Thank you.

Notes

[1] Note that many analysts believe that a number of factors — such as reduced capital formation and dislocations in the labor market — have temporarily lowered the rate of potential output growth relative to its longer-run rate.
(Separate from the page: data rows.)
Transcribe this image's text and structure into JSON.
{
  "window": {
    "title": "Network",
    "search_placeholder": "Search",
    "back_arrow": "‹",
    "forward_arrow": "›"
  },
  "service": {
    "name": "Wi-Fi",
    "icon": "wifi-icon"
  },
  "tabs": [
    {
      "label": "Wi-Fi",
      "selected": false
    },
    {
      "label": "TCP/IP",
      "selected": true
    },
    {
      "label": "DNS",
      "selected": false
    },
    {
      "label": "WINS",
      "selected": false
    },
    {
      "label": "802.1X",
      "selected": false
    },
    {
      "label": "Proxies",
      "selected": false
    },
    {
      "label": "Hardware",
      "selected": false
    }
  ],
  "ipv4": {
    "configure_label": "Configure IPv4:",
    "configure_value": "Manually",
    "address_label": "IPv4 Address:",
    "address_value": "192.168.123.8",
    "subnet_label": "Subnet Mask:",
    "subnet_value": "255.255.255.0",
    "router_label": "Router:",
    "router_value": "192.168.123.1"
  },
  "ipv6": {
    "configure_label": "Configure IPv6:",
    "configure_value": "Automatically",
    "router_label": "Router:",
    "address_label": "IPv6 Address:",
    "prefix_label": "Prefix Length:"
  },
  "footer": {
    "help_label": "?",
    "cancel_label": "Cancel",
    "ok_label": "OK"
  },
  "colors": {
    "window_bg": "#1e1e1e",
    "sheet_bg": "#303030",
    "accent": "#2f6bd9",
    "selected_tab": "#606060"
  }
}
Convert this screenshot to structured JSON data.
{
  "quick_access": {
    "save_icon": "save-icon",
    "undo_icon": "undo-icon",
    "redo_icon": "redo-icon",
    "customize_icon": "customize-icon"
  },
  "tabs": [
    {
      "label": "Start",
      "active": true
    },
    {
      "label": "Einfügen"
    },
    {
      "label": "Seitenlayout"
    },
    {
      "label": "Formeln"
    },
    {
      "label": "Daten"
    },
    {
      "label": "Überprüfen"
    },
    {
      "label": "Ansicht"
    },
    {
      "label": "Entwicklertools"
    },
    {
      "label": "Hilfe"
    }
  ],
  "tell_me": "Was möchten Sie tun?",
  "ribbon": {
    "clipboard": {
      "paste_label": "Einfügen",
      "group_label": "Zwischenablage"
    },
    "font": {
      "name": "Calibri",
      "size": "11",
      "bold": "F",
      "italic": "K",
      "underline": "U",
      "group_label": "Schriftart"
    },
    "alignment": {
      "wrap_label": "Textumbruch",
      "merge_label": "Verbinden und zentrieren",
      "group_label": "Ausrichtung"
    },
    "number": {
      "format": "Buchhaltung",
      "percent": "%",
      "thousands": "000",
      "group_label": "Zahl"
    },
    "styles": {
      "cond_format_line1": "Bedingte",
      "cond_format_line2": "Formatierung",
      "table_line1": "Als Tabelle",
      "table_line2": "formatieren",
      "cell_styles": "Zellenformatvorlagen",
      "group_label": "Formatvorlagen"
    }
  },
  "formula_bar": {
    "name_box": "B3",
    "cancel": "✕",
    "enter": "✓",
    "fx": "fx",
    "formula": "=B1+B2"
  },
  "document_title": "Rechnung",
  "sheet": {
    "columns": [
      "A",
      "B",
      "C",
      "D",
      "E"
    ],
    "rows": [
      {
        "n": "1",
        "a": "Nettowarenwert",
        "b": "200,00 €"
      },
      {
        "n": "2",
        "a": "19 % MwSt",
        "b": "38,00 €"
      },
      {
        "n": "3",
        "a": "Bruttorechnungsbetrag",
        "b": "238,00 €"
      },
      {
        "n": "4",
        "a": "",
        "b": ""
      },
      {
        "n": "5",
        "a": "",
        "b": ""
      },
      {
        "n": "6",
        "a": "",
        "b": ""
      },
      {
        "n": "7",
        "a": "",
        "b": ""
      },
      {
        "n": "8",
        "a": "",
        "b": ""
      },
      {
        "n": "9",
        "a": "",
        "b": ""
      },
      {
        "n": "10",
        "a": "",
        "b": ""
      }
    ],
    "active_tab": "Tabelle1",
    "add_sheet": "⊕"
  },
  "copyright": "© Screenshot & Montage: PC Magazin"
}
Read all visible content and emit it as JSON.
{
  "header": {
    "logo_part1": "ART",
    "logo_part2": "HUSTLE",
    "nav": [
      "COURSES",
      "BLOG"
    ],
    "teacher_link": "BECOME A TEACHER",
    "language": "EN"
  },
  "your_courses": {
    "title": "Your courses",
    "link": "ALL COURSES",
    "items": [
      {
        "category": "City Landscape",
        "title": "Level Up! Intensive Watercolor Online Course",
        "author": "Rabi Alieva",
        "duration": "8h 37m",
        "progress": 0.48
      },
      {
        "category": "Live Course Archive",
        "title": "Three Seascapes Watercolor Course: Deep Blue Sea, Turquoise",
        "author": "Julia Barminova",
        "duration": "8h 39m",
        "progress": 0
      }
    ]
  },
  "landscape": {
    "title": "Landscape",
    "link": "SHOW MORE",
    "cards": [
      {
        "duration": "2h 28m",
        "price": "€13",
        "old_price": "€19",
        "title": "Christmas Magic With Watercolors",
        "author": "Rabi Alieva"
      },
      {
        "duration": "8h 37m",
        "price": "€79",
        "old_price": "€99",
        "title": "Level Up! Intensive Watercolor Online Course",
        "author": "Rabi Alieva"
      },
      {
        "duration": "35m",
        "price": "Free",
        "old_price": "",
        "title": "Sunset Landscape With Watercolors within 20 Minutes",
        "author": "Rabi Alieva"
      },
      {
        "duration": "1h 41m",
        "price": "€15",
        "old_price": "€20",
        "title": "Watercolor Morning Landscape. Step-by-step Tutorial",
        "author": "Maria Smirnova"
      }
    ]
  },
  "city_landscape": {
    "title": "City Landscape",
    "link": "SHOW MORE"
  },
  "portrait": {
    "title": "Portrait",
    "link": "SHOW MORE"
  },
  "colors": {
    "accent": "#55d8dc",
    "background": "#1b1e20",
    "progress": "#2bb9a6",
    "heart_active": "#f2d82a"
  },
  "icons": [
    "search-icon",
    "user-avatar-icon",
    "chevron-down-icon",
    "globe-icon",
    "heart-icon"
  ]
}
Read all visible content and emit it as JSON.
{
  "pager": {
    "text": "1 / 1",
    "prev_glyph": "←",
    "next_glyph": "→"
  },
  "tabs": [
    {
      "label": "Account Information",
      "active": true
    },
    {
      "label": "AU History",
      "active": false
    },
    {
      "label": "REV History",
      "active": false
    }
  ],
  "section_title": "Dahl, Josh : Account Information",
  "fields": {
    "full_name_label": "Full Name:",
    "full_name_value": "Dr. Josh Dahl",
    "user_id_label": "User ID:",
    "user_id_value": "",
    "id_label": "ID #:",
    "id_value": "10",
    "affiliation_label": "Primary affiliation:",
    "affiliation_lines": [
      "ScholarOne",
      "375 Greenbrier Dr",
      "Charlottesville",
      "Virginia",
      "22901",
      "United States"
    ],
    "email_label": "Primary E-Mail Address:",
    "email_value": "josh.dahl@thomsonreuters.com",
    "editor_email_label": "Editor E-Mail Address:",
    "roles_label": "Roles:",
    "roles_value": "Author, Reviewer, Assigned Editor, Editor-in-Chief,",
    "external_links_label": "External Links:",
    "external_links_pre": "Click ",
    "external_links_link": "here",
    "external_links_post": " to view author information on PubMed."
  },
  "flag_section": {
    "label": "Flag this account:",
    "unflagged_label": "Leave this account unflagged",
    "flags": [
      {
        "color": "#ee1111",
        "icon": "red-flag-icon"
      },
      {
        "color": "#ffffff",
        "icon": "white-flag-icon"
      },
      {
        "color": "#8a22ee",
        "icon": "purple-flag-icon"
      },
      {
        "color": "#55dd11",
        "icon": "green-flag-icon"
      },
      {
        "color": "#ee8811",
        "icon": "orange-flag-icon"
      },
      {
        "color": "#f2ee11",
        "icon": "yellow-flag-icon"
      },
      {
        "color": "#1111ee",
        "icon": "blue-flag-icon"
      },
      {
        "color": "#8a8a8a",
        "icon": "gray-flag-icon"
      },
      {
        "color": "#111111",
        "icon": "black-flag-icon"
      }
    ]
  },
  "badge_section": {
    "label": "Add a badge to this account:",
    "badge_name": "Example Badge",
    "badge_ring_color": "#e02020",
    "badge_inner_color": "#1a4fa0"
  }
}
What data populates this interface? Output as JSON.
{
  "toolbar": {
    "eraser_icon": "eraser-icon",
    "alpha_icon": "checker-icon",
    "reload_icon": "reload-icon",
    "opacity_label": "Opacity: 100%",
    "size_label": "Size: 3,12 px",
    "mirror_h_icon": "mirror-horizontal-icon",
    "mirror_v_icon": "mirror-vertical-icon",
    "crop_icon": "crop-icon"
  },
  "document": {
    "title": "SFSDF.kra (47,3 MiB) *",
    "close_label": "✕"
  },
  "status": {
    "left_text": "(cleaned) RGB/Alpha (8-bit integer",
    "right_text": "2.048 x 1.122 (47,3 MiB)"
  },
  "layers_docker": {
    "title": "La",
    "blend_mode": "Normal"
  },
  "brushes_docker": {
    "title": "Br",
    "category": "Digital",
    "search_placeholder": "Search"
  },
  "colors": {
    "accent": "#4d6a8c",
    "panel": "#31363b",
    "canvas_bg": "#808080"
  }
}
For example, the Congressional Budget Office estimates the rate of potential output growth in 2011–12 to be about 1-3/4 percent per annum, but sees it picking up to about 2-1/2 percent in 2015–16.

[2] For instance, between September 2011 and April 2012, the International Monetary Fund revised down its 2012 growth projections for both advanced and emerging Asian economies by more than 0.5 percentage point, partly because of a deterioration of growth prospects in Europe (see figure 2.1 in International Monetary Fund, 2012).

[3] International Monetary Fund, (2012), pp. 43, 191, 211.

[4] According to data reported by the United Nations Conference on Trade and Development (UNCTAD), the euro area received 13.9 percent of U.S. exports in 2010.

[5] Crane, Crowley and Quayyum (2007) estimate the U.S. export elasticity with respect to income to be 2.34 on data from 1981 through 2006. Cardarelli and Rebucci (2007) estimate it to be 1.85 using data from 1973 to 2006.

[6] UNCTAD reports that in 2010 the euro area accounted for 14.8 percent of China’s exports, 8.3 percent of Japan’s, 8.3 percent of Korea’s and 7.5 percent of Thailand’s.

[7] See Fitch Ratings website.

[8] See the Federal Reserve's Senior Loan Survey website.

[9] Congressional Budget Office (2012).

[10] Reifschneider and Williams (2000) show how taking account of the zero lower bound would delay liftoff in the Taylor 1993 rule; they did not investigate the Taylor 1999 rule, but the logic of their analysis would hold for the 1999 rule as well.

References

Bernanke, Ben S., 2012, press conference, Board of the Governors of the Federal Reserve System, Washington, DC, April 25.

 

Cardarelli, Roberto, and Alessandro Rebucci, 2007, “Exchange rates and the adjustment of external imbalances,” in World Economic Outlook, Washington DC: International Monetary Fund, April, pp. 81–120.

 

Congressional Budget Office, 2012, "Economic effects of reducing the fiscal restraint that is scheduled to occur in 2013," report, Washington, DC, May.

 

Crane, Leland, Meredith Crowley and Saad Quayyum, 2007, “Understanding the evolution of trade deficits: Trade elasticities of industrialized countries,” Economic Perspectives, Federal Reserve Bank of Chicago, Vol. 31, Fourth Quarter, pp. 2–17.

 

Eggertsson, Gauti B., and Michael Woodford, 2003, “The zero bound on interest rates and optimal monetary policy,” Brookings Papers on Economic Activity, Vol. 34, No. 1, pp. 139–211.

 

Krugman, Paul R., 1998, “It’s baaack: Japan’s slump and the return of the liquidity trap,” Brookings Papers on Economic Activity, Vol. 29, No. 2, pp. 137–206.

 

International Monetary Fund, Research Department, 2012, "Growth resuming, dangers remain," World Economic Outlook: April 2012report, Washington DC, April 17.

  

Reifschneider, David L., and John C. Williams, 2000, “Three lessons for monetary policy in a low inflation era,” Journal of Money, Credit and Banking, Vol. 32, No. 4, November, pp. 936–966.

 

Reinhart, Carmen M., and Kenneth S. Rogoff, 2009, This Time is Different: Eight Centuries of Financial Folly, Princeton, NJ: Princeton University Press.

 

Taylor, John B., 1993, “Discretion versus policy rules in practice,” Carnegie-Rochester Conference Series on Public Policy, Vol. 39, No. 1, December, pp.195–214.

 

Werning, Ivan, 2011, “Managing a liquidity trap: Monetary and fiscal policy,” National Bureau of Economic Research, working paper, No. 17344, August.

 

Yellen, Janet L., 2012, “The economic outlook and monetary policy,” speech, Money Marketeers of New York University, New York, April 11.